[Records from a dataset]
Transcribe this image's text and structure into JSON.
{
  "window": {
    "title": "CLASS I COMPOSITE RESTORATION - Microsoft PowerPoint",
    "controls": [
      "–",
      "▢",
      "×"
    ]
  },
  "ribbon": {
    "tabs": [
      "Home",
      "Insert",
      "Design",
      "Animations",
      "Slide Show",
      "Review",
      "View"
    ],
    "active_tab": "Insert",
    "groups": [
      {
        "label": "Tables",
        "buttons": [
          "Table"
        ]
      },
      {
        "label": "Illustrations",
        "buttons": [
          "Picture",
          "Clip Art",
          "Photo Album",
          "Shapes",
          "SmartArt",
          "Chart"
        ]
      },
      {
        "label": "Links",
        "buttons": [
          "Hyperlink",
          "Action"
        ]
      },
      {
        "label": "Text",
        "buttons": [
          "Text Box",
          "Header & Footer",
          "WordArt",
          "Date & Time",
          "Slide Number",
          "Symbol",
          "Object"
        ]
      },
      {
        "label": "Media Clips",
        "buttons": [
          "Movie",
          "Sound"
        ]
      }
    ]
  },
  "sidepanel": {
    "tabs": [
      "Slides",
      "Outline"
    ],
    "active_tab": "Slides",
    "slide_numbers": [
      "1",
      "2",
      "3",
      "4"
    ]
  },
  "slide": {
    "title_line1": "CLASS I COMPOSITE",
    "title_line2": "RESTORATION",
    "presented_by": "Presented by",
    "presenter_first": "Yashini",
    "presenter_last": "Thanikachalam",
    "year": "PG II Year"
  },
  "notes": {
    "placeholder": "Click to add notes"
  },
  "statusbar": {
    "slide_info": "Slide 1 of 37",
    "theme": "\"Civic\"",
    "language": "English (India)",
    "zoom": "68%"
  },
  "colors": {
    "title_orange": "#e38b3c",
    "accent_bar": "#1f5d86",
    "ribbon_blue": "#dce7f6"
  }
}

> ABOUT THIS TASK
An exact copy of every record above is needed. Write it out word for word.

> YOUR SOLUTION
Transcribe this image's text and structure into JSON.
{
  "window": {
    "title": "CLASS I COMPOSITE RESTORATION - Microsoft PowerPoint",
    "controls": [
      "–",
      "▢",
      "×"
    ]
  },
  "ribbon": {
    "tabs": [
      "Home",
      "Insert",
      "Design",
      "Animations",
      "Slide Show",
      "Review",
      "View"
    ],
    "active_tab": "Insert",
    "groups": [
      {
        "label": "Tables",
        "buttons": [
          "Table"
        ]
      },
      {
        "label": "Illustrations",
        "buttons": [
          "Picture",
          "Clip Art",
          "Photo Album",
          "Shapes",
          "SmartArt",
          "Chart"
        ]
      },
      {
        "label": "Links",
        "buttons": [
          "Hyperlink",
          "Action"
        ]
      },
      {
        "label": "Text",
        "buttons": [
          "Text Box",
          "Header & Footer",
          "WordArt",
          "Date & Time",
          "Slide Number",
          "Symbol",
          "Object"
        ]
      },
      {
        "label": "Media Clips",
        "buttons": [
          "Movie",
          "Sound"
        ]
      }
    ]
  },
  "sidepanel": {
    "tabs": [
      "Slides",
      "Outline"
    ],
    "active_tab": "Slides",
    "slide_numbers": [
      "1",
      "2",
      "3",
      "4"
    ]
  },
  "slide": {
    "title_line1": "CLASS I COMPOSITE",
    "title_line2": "RESTORATION",
    "presented_by": "Presented by",
    "presenter_first": "Yashini",
    "presenter_last": "Thanikachalam",
    "year": "PG II Year"
  },
  "notes": {
    "placeholder": "Click to add notes"
  },
  "statusbar": {
    "slide_info": "Slide 1 of 37",
    "theme": "\"Civic\"",
    "language": "English (India)",
    "zoom": "68%"
  },
  "colors": {
    "title_orange": "#e38b3c",
    "accent_bar": "#1f5d86",
    "ribbon_blue": "#dce7f6"
  }
}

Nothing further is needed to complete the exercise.